Yolanda Alaniz is a Trotskyist feminist Chicana from a farmworker family. A Seattle city employee and leader in the Freedom Socialist Party and Radical Women, she is also co-author of The Chicano Struggle: A Racial or National Movement? She calls her visit to Cuba (and, on the way, Mexico) a lifelong dream come true.
“I think what is admirable is that we have not bent like other countries … We are willing to resist as long as the blockade is there.”
Fidel Castro made these comments to the 250 members of the third U.S.-Cuba Friendshipment Committee caravan on our last night in Havana, March 18. Representing 20 nations, we had been organized by Pastors for Peace to break the immoral and inhuman U.S. embargo by delivering 150 tons of humanitarian aid.
Castro was saying the same thing we had heard from many others during our week-long stay. Cubanos refuse to be starved into submission to the “free-market” economy.
In the beautiful heartland of the revolution, Santiago de Cuba, I spoke with Rosario Fabre Navarrete, the president of the local Federation of Cuban Women, who told me that the people are determined not to let the embargo kill the enormous gains of the new society.
I witnessed these achievements firsthand. The revolution liberated workers, women, poor peasants, and Blacks. Cubanos have full employment and free healthcare and education; I was captivated by the children and how they are cared for and taught. Great strides have been made in eradicating racism and sexism.
These accomplishments are the fruits of a workers state – a society where the means of production have been collectivized to benefit the working class – and now they are all in jeopardy.
Blockade causes devastation. In Cuba, the cruel and unusual punishments of the blockade are all around you.
The beautiful Spanish-style buildings are deteriorating, people are very thin, most construction projects are abandoned, and hospital shelves are empty of medicines. It is common to see a tractor or horses pulling a truckload of people.
Crime and prostitution are rising as the quest for dollars, which buy basic necessities on the black market, intensifies. Women are being retrained for service jobs that bring in U.S. currency from tourism.
Mothers worry about the quality of their children’s lives.
In the midst of our hectic schedule, I managed to spend one afternoon on the beach with a woman journalist from Havana. We shared stories about our lives as women and mothers. I asked her what happens when she runs out of staples like cooking oil – how does she feed the children? As she tried to answer, she began to cry, and I changed the subject.
Crisis rooted in isolation and incomplete democracy. The problems go deeper than the blockade. Cuba’s social transformation was meant to spread like beautiful red wildflowers, to be surrounded by other revolutionary countries who could nurture and protect it. Cuba can no more institute “socialism in one country” than the Soviet Union could.
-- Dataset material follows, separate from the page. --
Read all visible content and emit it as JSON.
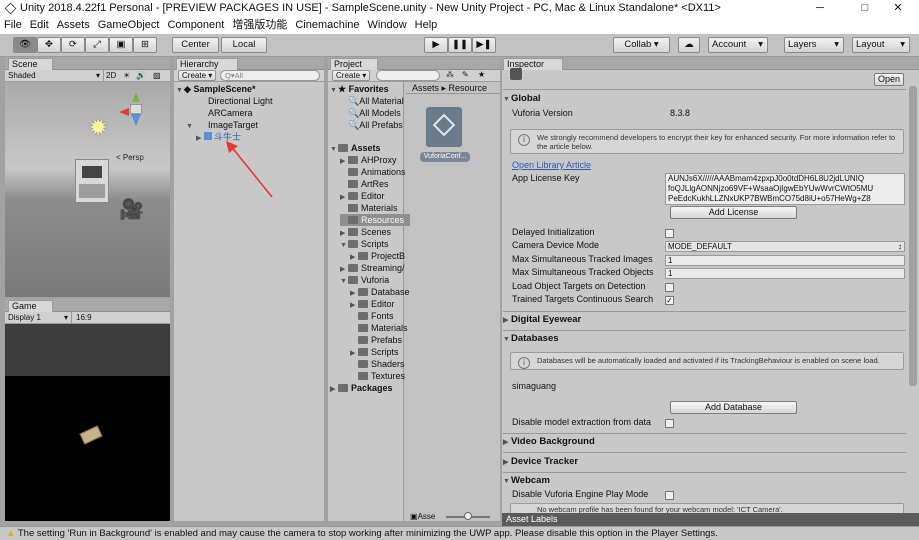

When all is said and done, its survival depends on workingclass revolt in the U.S., center of world counterrevolution.
Cuba is also held back by the failure of the revolution to flower fully on its own soil. One-party paternalism, however well-meant, is no substitute for real proletarian democracy, in which workers’ councils, or soviets, directly control government and the production and distribution of goods.
Some groups suffer more than others for this lack. I interviewed a gay man, frustrated but loyal to the revolution, who told me about ongoing discrimination against sexual minorities and the Communist Party’s refusal even to allow him simply to form a gay organization.
However, since that rejection, gay and AIDS education groups have sprung up in Havana. In the realm of gay rights, as in many others like the demand for grassroots discussion of economic policy, people are pushing for change from the bottom up. But open debate will mean nothing if differing pro-worker programs can’t be represented via different workingclass parties.
Officials feel threatened by the prospect of a multi-party system and real workers’ control, but these innovations are essential to defeating the Yankee assault.
Friendshipments to the fore. In the area of international support, the Freindshipments are taking the lead.
The trip I was part of was a thrilling success, beginning with the militancy of the caravanistas’ stand against the U.S. government as they prepared to cross the border from Canada. The group as a whole was ready to use civil disobedience if need be. (An exception: nervous members of the Communist League, Canada’s parallel to the U.S. Socialist Workers’ Party. The Cl and SWP several times undermined the united front by trying at critical moments to overturn decisions made by the majority and by the leadership, Pastors for Peace.)
The caravan took 13 routes, stopping in over 130 cities to educate about the blockade and driving to Tampico, Mexico, to load the supplies onto a Cuban freighter.
The positive response we met shows how strongly people are still inspired by Cuba’s example. To make this tremendous global reservoir of goodwill a powerful tool, Castro needs to organize it.
Now is the time for the Cuban leadership to call for a new regroupment of communists and socialists around the world to defend and expand the Cuban revolution. That is the way to turn crisis into opportunity—to turn the grave that the U.S. is attempting to dig for Cuba into the spadework for a glorious new garden where international solidarity and human potential can blossom.